+++ MATERIAL TO PROCESS +++

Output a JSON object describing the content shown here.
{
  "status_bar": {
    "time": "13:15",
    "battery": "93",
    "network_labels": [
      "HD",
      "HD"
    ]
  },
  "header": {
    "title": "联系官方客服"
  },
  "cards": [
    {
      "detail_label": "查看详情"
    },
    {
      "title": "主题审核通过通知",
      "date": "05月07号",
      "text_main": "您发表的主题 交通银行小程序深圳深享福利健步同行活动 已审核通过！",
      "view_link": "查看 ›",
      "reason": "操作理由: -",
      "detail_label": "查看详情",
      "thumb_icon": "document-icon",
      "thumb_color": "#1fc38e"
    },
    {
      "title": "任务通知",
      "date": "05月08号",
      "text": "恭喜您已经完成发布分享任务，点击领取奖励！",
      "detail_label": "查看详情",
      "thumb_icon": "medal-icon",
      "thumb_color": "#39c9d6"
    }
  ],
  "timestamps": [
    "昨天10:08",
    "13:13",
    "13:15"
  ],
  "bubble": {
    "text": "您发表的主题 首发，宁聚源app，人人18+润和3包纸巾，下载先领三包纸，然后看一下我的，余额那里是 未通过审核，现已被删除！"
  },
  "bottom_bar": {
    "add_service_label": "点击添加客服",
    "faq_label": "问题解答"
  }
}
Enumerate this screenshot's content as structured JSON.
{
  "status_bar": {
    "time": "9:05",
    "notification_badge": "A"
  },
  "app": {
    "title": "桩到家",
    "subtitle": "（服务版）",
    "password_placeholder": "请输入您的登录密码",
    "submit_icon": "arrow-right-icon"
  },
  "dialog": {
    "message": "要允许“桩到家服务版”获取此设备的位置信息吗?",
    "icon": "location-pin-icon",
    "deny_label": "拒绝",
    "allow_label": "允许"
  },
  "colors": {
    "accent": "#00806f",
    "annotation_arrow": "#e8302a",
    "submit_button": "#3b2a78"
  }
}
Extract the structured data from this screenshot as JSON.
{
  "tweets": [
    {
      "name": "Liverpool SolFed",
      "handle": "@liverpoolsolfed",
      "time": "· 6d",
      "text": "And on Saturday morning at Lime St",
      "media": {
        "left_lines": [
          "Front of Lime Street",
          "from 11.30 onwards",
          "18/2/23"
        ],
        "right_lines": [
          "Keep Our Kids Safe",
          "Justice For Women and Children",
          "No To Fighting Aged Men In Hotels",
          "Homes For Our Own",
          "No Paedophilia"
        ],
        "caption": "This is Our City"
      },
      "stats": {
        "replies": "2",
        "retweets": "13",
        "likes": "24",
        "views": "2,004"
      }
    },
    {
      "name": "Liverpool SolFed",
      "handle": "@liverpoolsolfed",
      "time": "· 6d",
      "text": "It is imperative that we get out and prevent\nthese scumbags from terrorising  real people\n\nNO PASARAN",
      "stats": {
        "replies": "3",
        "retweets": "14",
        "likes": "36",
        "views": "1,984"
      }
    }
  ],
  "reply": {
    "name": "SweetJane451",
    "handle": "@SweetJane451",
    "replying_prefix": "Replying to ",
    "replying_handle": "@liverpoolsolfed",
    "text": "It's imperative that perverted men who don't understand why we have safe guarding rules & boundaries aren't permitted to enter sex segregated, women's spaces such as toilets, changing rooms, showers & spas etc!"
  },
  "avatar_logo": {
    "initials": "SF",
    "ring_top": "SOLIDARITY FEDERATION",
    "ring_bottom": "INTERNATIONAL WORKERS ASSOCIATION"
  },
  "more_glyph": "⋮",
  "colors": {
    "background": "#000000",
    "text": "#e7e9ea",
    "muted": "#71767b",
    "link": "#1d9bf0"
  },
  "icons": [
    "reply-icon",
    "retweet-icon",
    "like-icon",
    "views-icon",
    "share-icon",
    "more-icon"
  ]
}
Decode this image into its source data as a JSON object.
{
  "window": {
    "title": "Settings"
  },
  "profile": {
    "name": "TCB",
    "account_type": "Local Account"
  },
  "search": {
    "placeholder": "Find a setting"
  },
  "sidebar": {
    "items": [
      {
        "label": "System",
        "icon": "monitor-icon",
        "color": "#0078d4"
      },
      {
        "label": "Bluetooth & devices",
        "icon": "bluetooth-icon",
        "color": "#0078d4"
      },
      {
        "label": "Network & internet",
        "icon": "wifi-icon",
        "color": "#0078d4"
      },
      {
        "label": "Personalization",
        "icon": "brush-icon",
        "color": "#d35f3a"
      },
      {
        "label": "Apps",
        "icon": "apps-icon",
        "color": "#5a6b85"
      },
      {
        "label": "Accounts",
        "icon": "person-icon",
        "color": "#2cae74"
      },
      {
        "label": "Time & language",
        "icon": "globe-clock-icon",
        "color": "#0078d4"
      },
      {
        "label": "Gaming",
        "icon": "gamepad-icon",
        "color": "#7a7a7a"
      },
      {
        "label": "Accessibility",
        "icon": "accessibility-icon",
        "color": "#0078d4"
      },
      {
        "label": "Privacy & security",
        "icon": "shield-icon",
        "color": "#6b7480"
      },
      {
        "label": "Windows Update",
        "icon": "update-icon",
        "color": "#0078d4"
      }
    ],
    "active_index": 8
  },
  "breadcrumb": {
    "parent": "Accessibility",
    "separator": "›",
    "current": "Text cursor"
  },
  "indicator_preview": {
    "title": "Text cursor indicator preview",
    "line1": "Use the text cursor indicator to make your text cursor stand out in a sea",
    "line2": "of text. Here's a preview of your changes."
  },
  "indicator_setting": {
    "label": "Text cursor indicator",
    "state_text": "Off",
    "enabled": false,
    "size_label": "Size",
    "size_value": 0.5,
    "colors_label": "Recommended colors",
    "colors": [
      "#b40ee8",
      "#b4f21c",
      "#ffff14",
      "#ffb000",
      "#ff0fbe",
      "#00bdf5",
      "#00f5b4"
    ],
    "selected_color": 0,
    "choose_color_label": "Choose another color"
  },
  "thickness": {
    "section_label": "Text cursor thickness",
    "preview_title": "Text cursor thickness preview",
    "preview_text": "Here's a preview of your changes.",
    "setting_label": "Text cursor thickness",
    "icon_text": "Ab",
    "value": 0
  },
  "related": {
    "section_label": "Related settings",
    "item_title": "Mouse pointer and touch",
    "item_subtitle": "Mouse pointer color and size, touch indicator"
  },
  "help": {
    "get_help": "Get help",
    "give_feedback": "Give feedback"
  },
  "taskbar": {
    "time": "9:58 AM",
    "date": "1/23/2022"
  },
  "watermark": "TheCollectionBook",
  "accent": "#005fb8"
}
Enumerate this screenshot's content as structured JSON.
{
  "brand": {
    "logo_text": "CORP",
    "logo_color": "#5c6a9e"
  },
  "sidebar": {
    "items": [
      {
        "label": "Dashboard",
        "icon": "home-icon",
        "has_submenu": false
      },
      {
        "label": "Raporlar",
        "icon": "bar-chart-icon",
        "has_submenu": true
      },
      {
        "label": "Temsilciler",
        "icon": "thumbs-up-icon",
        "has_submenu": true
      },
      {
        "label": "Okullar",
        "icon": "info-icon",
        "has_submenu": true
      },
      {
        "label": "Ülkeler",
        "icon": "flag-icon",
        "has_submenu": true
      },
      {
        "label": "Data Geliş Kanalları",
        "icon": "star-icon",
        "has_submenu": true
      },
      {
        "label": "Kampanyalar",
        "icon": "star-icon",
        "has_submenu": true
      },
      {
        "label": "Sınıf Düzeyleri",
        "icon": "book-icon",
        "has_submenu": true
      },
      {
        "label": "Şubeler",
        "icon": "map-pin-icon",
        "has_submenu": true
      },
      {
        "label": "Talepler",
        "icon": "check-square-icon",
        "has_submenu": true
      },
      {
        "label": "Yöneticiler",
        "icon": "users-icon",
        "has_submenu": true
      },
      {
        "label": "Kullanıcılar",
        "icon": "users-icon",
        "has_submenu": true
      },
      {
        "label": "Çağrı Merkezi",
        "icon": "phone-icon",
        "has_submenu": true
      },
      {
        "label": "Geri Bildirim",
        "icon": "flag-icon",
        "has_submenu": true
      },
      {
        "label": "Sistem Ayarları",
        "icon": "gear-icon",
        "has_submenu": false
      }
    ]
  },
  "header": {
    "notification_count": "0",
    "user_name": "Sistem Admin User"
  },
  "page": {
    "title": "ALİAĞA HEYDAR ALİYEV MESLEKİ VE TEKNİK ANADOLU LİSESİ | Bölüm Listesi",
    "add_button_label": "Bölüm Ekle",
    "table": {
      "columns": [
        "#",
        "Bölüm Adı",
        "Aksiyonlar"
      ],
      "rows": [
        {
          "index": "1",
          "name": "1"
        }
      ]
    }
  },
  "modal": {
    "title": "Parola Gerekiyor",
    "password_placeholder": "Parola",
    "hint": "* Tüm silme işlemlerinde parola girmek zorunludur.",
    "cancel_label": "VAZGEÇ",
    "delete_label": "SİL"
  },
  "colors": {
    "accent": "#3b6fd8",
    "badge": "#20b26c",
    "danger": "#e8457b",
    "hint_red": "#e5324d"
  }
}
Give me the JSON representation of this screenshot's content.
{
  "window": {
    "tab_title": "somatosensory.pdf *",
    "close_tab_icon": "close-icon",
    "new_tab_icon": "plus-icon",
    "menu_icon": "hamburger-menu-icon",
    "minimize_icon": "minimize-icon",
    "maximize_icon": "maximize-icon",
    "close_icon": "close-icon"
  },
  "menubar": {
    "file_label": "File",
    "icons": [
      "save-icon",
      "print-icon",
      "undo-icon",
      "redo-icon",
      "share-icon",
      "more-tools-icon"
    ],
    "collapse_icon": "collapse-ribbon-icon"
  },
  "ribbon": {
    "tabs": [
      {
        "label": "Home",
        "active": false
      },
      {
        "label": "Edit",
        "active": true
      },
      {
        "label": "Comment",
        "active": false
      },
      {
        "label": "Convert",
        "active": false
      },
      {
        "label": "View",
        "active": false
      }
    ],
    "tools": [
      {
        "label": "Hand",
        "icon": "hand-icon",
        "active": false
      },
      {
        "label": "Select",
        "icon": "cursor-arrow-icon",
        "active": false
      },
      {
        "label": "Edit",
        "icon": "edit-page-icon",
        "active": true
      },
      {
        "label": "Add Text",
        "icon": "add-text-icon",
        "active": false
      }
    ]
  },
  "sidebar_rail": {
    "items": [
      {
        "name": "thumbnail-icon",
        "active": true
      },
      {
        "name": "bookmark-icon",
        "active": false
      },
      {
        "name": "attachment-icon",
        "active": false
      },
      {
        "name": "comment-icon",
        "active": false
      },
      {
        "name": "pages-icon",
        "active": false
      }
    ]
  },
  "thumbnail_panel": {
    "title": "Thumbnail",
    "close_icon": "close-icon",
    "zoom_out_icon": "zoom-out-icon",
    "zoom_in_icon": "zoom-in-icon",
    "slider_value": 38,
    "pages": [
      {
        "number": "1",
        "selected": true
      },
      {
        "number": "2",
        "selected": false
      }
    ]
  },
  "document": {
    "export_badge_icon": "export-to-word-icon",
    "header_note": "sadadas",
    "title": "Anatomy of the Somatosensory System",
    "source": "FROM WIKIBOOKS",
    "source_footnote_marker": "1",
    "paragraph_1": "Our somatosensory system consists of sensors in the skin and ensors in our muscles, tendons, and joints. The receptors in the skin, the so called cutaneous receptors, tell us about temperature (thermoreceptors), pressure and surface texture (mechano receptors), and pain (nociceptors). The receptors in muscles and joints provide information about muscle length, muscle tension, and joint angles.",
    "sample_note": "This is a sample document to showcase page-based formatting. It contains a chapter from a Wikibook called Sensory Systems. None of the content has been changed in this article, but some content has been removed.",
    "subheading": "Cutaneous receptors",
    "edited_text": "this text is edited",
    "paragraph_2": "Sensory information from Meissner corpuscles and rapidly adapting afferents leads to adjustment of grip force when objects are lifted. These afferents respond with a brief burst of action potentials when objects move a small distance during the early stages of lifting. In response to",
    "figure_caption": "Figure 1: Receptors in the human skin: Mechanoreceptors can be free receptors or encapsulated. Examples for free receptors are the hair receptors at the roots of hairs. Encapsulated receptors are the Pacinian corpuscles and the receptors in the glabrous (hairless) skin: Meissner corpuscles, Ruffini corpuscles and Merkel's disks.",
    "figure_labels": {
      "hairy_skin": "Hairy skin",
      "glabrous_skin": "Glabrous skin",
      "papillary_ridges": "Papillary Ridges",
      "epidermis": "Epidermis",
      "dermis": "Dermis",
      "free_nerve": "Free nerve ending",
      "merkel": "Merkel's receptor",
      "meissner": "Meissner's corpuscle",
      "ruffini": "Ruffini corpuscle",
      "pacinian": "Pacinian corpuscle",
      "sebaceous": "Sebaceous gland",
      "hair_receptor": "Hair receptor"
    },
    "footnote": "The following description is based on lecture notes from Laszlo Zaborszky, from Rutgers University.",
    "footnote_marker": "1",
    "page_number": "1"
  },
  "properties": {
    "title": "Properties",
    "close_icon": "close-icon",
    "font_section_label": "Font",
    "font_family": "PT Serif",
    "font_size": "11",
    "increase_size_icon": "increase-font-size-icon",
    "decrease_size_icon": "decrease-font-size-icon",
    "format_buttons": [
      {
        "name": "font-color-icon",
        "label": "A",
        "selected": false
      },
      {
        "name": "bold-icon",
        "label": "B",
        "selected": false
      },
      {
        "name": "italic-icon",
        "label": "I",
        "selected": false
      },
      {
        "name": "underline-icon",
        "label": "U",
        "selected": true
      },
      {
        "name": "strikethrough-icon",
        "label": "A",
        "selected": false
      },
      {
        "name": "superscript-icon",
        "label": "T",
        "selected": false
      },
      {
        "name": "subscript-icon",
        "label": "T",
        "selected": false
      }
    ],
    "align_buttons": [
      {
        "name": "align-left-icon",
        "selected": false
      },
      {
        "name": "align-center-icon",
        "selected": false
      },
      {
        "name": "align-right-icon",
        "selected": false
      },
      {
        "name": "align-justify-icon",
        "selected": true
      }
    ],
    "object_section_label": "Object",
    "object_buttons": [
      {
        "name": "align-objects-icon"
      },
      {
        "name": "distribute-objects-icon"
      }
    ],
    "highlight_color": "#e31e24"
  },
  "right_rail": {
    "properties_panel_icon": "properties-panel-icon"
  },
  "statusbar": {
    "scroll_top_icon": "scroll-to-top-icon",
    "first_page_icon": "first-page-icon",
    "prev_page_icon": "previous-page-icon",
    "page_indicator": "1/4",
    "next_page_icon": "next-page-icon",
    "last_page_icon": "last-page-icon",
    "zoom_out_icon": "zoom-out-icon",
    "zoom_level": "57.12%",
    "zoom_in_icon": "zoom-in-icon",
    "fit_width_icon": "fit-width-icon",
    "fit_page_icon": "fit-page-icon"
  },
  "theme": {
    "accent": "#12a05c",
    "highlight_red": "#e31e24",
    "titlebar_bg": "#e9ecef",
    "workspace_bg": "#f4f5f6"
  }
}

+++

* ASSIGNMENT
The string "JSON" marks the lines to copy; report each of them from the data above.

* OUTPUT
Output a JSON object describing the content shown here.
Enumerate this screenshot's content as structured JSON.
Extract the structured data from this screenshot as JSON.
Decode this image into its source data as a JSON object.
Enumerate this screenshot's content as structured JSON.
Give me the JSON representation of this screenshot's content.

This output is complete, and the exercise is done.